What the task asks:
Every line of the material must be given again verbatim. Skip the images.

Given information:
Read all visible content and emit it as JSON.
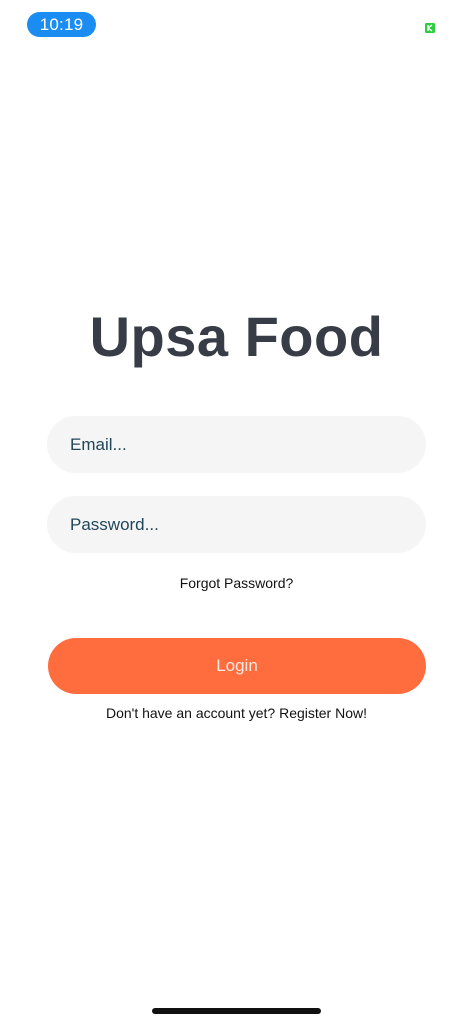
{
  "status_bar": {
    "time": "10:19",
    "indicator_icon": "battery-charging-icon",
    "indicator_color": "#2ecc40"
  },
  "app": {
    "title": "Upsa Food"
  },
  "form": {
    "email_placeholder": "Email...",
    "email_value": "",
    "password_placeholder": "Password...",
    "password_value": "",
    "forgot_label": "Forgot Password?",
    "login_label": "Login",
    "register_label": "Don't have an account yet? Register Now!"
  },
  "colors": {
    "accent": "#ff6d3f",
    "title": "#383c47",
    "input_background": "#f5f5f5",
    "status_pill": "#1b8cf2"
  }
}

Reply:
Read all visible content and emit it as JSON.
{
  "status_bar": {
    "time": "10:19",
    "indicator_icon": "battery-charging-icon",
    "indicator_color": "#2ecc40"
  },
  "app": {
    "title": "Upsa Food"
  },
  "form": {
    "email_placeholder": "Email...",
    "email_value": "",
    "password_placeholder": "Password...",
    "password_value": "",
    "forgot_label": "Forgot Password?",
    "login_label": "Login",
    "register_label": "Don't have an account yet? Register Now!"
  },
  "colors": {
    "accent": "#ff6d3f",
    "title": "#383c47",
    "input_background": "#f5f5f5",
    "status_pill": "#1b8cf2"
  }
}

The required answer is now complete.